The spring has been wet and stormy so unfortunately we are not doing as much boating. I had high hopes this week but each day the humidity built leading to unsettled weather in the late afternoon and evenings. Today was no different and even though it hasn't stormed yet it likely will. The air cooled a bit so we cleaned up one of the garden beds. The wet between high humidity and bugs has really put a damper on garden work as well slowing the refinishing of the kitchen cabinet doors. We are hoping to get a bit of work done this weekend since it is our holiday weekend.
All but one of the death certificates I ordered a couple of weeks ago have arrived. Now folks do a lot of complaining about government services but I have to tell you the Office of the Registrar General for Ontario is very nice to deal with and their service is usually well under the two week mark.
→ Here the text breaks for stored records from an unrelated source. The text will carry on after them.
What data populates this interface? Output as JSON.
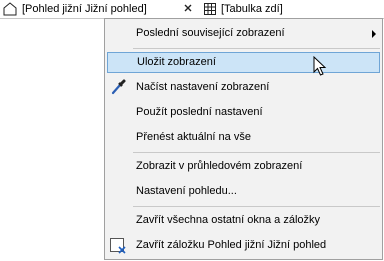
{
  "tabs": [
    {
      "label": "[Pohled jižní Jižní pohled]",
      "icon": "elevation-view-icon"
    },
    {
      "label": "[Tabulka zdí]",
      "icon": "table-grid-icon"
    }
  ],
  "context_menu": {
    "items": [
      {
        "label": "Poslední související zobrazení",
        "has_submenu": true
      },
      {
        "label": "Uložit zobrazení",
        "highlighted": true
      },
      {
        "label": "Načíst nastavení zobrazení",
        "icon": "eyedropper-icon"
      },
      {
        "label": "Použít poslední nastavení"
      },
      {
        "label": "Přenést aktuální na vše"
      },
      {
        "label": "Zobrazit v průhledovém zobrazení"
      },
      {
        "label": "Nastavení pohledu..."
      },
      {
        "label": "Zavřít všechna ostatní okna a záložky"
      },
      {
        "label": "Zavřít záložku Pohled jižní Jižní pohled",
        "icon": "close-tab-icon"
      }
    ]
  },
  "colors": {
    "highlight_bg": "#cce4f7",
    "highlight_border": "#6fa5d6",
    "menu_bg": "#f2f2f2",
    "eyedropper": "#2b5fb4",
    "close_tab_icon": "#1f5fbf"
  }
}
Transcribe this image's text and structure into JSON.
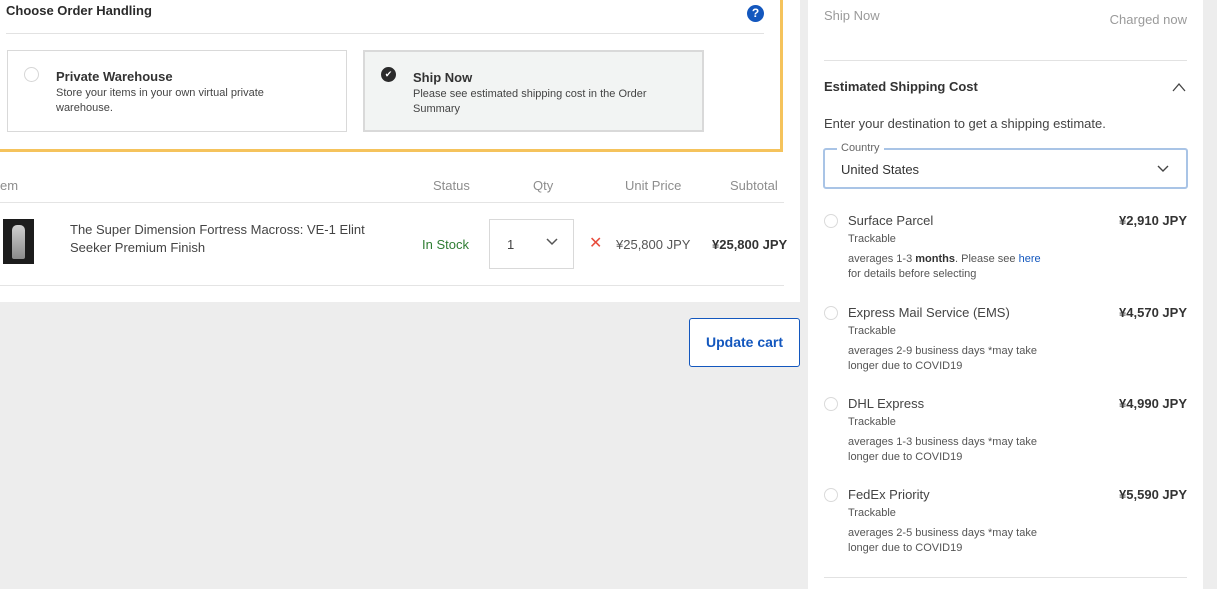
{
  "handling": {
    "title": "Choose Order Handling",
    "help": "?",
    "options": [
      {
        "title": "Private Warehouse",
        "desc": "Store your items in your own virtual private warehouse.",
        "selected": false
      },
      {
        "title": "Ship Now",
        "desc": "Please see estimated shipping cost in the Order Summary",
        "selected": true
      }
    ]
  },
  "cart": {
    "headers": {
      "item": "em",
      "status": "Status",
      "qty": "Qty",
      "unit_price": "Unit Price",
      "subtotal": "Subtotal"
    },
    "item": {
      "name": "The Super Dimension Fortress Macross: VE-1 Elint Seeker Premium Finish",
      "status": "In Stock",
      "qty": "1",
      "remove": "✕",
      "unit_price": "¥25,800 JPY",
      "subtotal": "¥25,800 JPY"
    },
    "update_label": "Update cart"
  },
  "summary": {
    "ship_now": "Ship Now",
    "charged_now": "Charged now",
    "est_title": "Estimated Shipping Cost",
    "intro": "Enter your destination to get a shipping estimate.",
    "country_label": "Country",
    "country_value": "United States",
    "methods": [
      {
        "name": "Surface Parcel",
        "price": "¥2,910 JPY",
        "track": "Trackable",
        "desc_pre": "averages 1-3 ",
        "desc_bold": "months",
        "desc_mid": ". Please see ",
        "desc_link": "here",
        "desc_post": " for details before selecting"
      },
      {
        "name": "Express Mail Service (EMS)",
        "price": "¥4,570 JPY",
        "track": "Trackable",
        "desc": "averages 2-9 business days *may take longer due to COVID19"
      },
      {
        "name": "DHL Express",
        "price": "¥4,990 JPY",
        "track": "Trackable",
        "desc": "averages 1-3 business days *may take longer due to COVID19"
      },
      {
        "name": "FedEx Priority",
        "price": "¥5,590 JPY",
        "track": "Trackable",
        "desc": "averages 2-5 business days *may take longer due to COVID19"
      }
    ]
  },
  "colors": {
    "accent": "#1357be",
    "highlight": "#f5c35c",
    "stock": "#2e7d32",
    "remove": "#e74c3c"
  }
}
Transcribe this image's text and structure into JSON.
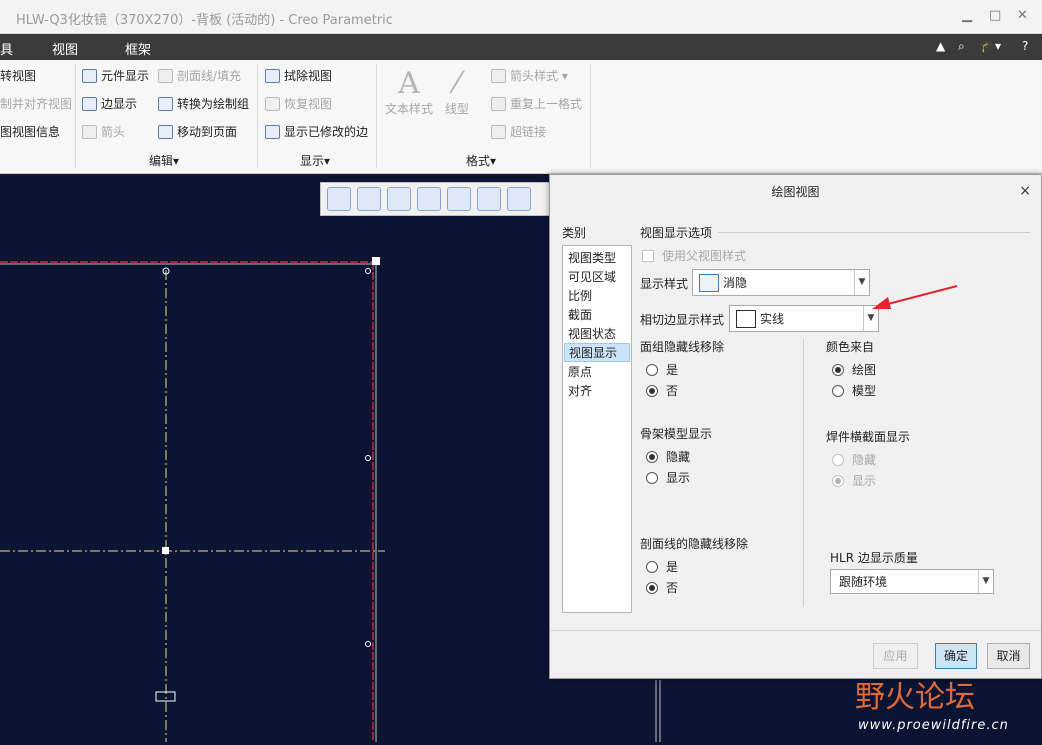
{
  "window": {
    "title": "HLW-Q3化妆镜（370X270）-背板 (活动的) - Creo Parametric",
    "minimize": "▁",
    "maximize": "□",
    "close": "✕"
  },
  "menubar": {
    "items": [
      "具",
      "视图",
      "框架"
    ],
    "right_icons": [
      "▲",
      "⌕",
      "🎓▾",
      "?"
    ]
  },
  "ribbon": {
    "col1": [
      "转视图",
      "制并对齐视图",
      "图视图信息"
    ],
    "col2": [
      "元件显示",
      "边显示",
      "箭头"
    ],
    "col3": [
      "剖面线/填充",
      "转换为绘制组",
      "移动到页面"
    ],
    "edit_group": "编辑▾",
    "col4": [
      "拭除视图",
      "恢复视图",
      "显示已修改的边"
    ],
    "display_group": "显示▾",
    "text_style": "文本样式",
    "line_style": "线型",
    "col6": [
      "箭头样式 ▾",
      "重复上一格式",
      "超链接"
    ],
    "format_group": "格式▾"
  },
  "dialog": {
    "title": "绘图视图",
    "close": "×",
    "category_label": "类别",
    "categories": [
      "视图类型",
      "可见区域",
      "比例",
      "截面",
      "视图状态",
      "视图显示",
      "原点",
      "对齐"
    ],
    "selected_category": "视图显示",
    "section_title": "视图显示选项",
    "use_parent_style": "使用父视图样式",
    "display_style_label": "显示样式",
    "display_style_value": "消隐",
    "tangent_edge_label": "相切边显示样式",
    "tangent_edge_value": "实线",
    "face_group_hidden": {
      "label": "面组隐藏线移除",
      "options": [
        "是",
        "否"
      ],
      "selected": "否"
    },
    "color_from": {
      "label": "颜色来自",
      "options": [
        "绘图",
        "模型"
      ],
      "selected": "绘图"
    },
    "skeleton_display": {
      "label": "骨架模型显示",
      "options": [
        "隐藏",
        "显示"
      ],
      "selected": "隐藏"
    },
    "weld_section": {
      "label": "焊件横截面显示",
      "options": [
        "隐藏",
        "显示"
      ],
      "selected": "显示"
    },
    "hatch_hidden": {
      "label": "剖面线的隐藏线移除",
      "options": [
        "是",
        "否"
      ],
      "selected": "否"
    },
    "hlr_quality_label": "HLR 边显示质量",
    "hlr_quality_value": "跟随环境",
    "buttons": {
      "apply": "应用",
      "ok": "确定",
      "cancel": "取消"
    }
  },
  "watermark": {
    "text": "野火论坛",
    "url": "www.proewildfire.cn"
  },
  "colors": {
    "canvas": "#0b1433",
    "sketch_red": "#d8283a",
    "centerline_yellow": "#e5e07a",
    "annotation_arrow": "#e3262b"
  }
}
I go fill out their forms online here, make the payment then wait for the certificates to arrive. The only thing I really don't like is ordering a birth certificate for someone like my great grandmother requires I prove they are deceased meaning I need their death certificate. By default I have to order the death certificate first, photocopy that and send the photocopy back to them as a second step when ordering the birth certificate. Essentially what this forces you to do is order both the death and birth certificates even if you have other proof of the death. A search before ordering a certificate is $15 within 5 years but in most cases if you are fairly certain this really isn't necessary. So each person without a search ends up costing at least $22 for the death certificate, $45 for the birth certificate and $22 for the marriage certificate. These are documents you definitely want for your parents, grandparents and greatgrandparents. Earlier than 1869 you have to go to church records and between 1869 and about 1875 some records might not be available. They are primary sources created at the time of the event so these are must have pieces of documentations for your direct lines.
There is a lot of information on these documents some of which you have to read between the lines as in addresses. At the time the document was made that was the address which may or may not agree with other records. Each piece of information on the document gives a clue. Birth dates and dates of death are confirmed with these documents but even then there can be errors on the documents. Little tid bits that by them selves mean little but end up being one more stepping stone to finding more information. Sometimes as with these certificates the cause of death is not notes. I really would have liked to know that. But now more questions are apparent and that is what each of these documents will do, some more than others.
I'm off searching while I wait for the next set of documents to arrive...